I don't want a progressively increasing economy.  I want the right economy.

OK, let's have a quick look at what that might entail. Say you want a 'stable' economy,

You've already failed the test.
840  Other / Politics & Society / Re: Capitalism. on: June 28, 2013, 04:29:01 PM

The problem which the Anarchocapitalists is that they want two systems which mutually exclude each other: Anarchy and a progressively increasing economy.


I don't want a progressively increasing economy.  I want the right economy.  The best way to have that is to take a 'hands off' approach, because politicos really don't know as much as they think they do.


This makes some sense.  If trade is mutually beneficial, the economy ought to increase.  When it isn't it decreases.  Over time this also includes the non-trading third party that share the environment, which if harmed decreases the economy too, yes?


If by that, you mean real ecological damage, than yes.  In such a case, such 'externalities' do, indeed, negatively effect an economy of any nature or size.  The cavet here is that not all claims of environmental harm are, in fact, harmful.  Burning firewood, for example, isn't actually net harmful, even if human beings in the near environmental space may find it uncomfortable, or even personally harmful.  Inasmuch as fossil fuels are burned for energy, they are not necesarily harmful either.  Burned 'clean' such actions only produce CO2, which itself shouldn't rationally be considered a pollutant.  It's a greenhouse gas, yes, but it's also so difuse in the atmostsphere that it's actuall net contribution to global climate changes is highly debatable on scientific grounds.  But that is a huge tangent.

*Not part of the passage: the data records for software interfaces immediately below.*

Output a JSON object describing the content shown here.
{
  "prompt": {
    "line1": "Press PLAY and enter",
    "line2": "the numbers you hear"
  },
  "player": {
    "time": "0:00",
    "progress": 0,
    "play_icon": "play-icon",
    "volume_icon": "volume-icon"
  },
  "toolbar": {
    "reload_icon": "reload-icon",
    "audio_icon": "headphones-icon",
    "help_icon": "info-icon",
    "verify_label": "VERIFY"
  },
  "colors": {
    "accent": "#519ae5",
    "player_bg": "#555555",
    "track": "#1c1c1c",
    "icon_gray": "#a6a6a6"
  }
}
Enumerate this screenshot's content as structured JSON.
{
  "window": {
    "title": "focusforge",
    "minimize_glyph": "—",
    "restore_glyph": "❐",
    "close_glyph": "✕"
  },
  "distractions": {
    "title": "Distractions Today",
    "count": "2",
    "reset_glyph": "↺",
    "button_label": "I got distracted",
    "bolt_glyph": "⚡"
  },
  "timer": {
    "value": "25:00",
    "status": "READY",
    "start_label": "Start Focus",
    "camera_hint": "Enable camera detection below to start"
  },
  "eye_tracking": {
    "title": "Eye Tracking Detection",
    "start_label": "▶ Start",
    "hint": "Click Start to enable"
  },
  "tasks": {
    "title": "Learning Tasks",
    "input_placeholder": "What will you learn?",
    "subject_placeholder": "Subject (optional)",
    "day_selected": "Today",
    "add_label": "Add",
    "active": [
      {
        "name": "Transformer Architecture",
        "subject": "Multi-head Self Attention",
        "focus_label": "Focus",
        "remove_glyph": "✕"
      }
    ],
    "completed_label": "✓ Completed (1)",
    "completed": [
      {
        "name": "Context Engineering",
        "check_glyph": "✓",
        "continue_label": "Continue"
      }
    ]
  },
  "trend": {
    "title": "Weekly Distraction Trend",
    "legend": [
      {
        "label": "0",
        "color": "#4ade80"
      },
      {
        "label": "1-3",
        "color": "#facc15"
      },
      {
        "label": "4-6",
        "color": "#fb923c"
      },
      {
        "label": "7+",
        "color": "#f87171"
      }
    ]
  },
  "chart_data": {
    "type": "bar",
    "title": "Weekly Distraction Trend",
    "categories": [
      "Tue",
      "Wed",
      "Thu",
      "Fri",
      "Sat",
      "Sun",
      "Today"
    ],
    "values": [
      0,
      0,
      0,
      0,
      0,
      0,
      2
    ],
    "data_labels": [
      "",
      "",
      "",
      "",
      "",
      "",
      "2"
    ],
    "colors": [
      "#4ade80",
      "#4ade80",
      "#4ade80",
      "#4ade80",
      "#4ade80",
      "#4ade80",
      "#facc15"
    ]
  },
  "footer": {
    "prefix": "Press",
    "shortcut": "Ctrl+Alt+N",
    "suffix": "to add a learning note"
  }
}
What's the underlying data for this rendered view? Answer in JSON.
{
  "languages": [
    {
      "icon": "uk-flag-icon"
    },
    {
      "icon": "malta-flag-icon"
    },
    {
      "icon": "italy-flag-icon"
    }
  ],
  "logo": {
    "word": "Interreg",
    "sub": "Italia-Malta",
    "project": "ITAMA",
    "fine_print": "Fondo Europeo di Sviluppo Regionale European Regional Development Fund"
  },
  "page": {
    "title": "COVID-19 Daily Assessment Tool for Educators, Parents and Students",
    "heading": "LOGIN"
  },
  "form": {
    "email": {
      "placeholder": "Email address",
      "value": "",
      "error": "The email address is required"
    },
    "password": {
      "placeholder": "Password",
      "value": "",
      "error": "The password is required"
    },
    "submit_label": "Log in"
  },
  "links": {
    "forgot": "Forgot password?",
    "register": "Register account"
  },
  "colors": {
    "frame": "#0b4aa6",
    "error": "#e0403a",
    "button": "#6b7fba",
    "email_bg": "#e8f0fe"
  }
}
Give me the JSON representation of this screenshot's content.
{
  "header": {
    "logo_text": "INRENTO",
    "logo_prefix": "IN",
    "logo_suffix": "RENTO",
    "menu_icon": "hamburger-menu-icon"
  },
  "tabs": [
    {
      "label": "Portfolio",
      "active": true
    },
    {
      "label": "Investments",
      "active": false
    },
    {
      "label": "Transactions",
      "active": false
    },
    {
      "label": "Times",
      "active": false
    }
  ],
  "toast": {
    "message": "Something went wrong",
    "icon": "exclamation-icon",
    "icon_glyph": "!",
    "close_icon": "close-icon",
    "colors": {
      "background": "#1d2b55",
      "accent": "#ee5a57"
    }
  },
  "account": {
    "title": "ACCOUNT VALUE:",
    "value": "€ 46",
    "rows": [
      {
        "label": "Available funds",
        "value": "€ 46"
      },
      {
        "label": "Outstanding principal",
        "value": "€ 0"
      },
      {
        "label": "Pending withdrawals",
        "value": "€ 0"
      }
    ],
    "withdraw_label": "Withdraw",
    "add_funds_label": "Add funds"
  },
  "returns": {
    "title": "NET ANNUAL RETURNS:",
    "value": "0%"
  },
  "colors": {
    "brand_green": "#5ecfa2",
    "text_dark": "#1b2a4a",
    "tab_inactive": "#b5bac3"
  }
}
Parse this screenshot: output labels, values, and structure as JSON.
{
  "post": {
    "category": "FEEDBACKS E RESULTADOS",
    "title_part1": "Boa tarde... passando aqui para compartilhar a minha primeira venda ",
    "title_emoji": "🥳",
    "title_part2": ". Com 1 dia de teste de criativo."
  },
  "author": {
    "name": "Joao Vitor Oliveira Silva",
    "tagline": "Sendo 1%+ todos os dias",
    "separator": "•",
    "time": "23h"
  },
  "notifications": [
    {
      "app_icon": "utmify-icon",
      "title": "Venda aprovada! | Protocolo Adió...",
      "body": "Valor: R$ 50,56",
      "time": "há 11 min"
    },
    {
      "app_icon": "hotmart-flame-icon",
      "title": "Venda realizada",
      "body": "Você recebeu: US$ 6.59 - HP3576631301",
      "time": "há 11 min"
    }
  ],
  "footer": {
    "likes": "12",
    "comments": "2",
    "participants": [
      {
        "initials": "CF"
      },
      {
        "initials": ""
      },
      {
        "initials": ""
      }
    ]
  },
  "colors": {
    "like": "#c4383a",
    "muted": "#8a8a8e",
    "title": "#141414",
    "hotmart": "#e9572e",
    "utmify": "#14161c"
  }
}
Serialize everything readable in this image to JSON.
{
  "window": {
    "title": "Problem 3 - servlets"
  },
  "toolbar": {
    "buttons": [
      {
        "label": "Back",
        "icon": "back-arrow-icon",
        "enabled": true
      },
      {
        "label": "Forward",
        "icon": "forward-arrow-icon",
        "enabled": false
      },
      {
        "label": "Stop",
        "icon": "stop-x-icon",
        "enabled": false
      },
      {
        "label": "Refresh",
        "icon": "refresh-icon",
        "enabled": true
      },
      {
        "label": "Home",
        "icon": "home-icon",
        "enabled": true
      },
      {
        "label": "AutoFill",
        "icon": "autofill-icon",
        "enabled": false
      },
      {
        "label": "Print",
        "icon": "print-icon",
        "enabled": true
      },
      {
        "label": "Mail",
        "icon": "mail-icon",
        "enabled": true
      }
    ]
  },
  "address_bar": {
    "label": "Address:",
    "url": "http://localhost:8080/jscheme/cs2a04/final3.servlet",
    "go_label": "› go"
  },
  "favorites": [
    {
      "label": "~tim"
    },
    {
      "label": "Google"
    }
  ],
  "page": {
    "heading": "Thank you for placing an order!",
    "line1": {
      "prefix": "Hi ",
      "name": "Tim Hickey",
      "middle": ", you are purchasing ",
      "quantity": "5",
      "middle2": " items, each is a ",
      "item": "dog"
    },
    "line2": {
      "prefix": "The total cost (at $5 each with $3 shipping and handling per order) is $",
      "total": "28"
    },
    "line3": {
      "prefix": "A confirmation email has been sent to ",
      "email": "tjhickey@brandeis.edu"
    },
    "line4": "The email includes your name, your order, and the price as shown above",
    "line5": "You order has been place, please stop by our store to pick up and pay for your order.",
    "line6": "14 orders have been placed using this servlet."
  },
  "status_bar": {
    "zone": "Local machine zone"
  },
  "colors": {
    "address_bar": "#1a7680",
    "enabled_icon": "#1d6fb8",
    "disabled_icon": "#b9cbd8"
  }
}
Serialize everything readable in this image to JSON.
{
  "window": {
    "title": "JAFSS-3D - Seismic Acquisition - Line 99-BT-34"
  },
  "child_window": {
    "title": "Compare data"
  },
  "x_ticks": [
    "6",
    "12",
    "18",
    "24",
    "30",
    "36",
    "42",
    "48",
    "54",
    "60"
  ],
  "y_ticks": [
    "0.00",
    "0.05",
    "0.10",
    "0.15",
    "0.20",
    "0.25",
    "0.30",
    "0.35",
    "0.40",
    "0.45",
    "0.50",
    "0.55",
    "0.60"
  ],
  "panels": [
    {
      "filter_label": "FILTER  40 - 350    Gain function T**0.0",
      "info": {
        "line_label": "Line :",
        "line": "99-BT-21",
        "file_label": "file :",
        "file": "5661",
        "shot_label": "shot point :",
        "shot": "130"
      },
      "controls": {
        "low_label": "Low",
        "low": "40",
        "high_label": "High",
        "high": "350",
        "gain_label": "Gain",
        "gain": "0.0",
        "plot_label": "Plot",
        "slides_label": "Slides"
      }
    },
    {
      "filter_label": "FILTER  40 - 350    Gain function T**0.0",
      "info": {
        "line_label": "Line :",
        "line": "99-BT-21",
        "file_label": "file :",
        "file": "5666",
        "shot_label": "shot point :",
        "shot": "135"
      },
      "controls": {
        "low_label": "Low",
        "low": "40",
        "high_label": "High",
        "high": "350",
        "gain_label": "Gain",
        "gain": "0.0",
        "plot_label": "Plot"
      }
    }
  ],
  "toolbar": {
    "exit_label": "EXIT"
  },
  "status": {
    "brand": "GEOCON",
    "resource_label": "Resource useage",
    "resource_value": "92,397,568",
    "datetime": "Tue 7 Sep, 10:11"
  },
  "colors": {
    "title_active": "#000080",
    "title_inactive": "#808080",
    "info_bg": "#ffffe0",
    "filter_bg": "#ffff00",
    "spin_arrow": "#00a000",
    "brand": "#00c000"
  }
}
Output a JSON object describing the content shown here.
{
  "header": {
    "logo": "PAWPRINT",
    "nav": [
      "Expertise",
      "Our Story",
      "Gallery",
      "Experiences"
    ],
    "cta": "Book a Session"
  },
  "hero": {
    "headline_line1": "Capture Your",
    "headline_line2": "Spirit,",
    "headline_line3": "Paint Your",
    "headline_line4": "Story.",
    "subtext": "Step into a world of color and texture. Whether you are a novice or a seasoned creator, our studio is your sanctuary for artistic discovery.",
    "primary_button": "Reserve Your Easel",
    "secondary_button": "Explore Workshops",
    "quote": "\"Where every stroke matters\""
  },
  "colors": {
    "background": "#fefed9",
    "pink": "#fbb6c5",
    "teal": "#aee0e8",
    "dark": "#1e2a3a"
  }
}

Quote

 It doesn't seem to necessitate an unsustainable growth or even any growth, and the growth is just a measure of the participant's good faith dealing.

Perhaps the political class needs it to increase to win elections and so may sacrifice long term for the term of the next election important to them.

He can be taught!

"War is the health of the state."
Pages: « 1 2 3 4 5 6 7 8 9 10 11 12 13 14 15 16 17 18 19 20 21 22 23 24 25 26 27 28 29 30 31 32 33 34 35 36 37 38 39 40 41 [42] 43 44 45 46 47 48 49 50 51 52 53 54 55 56 57 58 59 60 61 62 63 64 65 66 67 68 69 70 71 72 73 74 75 76 77 78 79 80 81 82 83 84 85 86 87 88 89 90 91 92 ... 368 »
Sponsored by , a Bitcoin-accepting VPN.
Powered by MySQL Powered by PHP Powered by SMF 1.1.19 | SMF © 2006-2009, Simple Machines Valid XHTML 1.0! Valid CSS!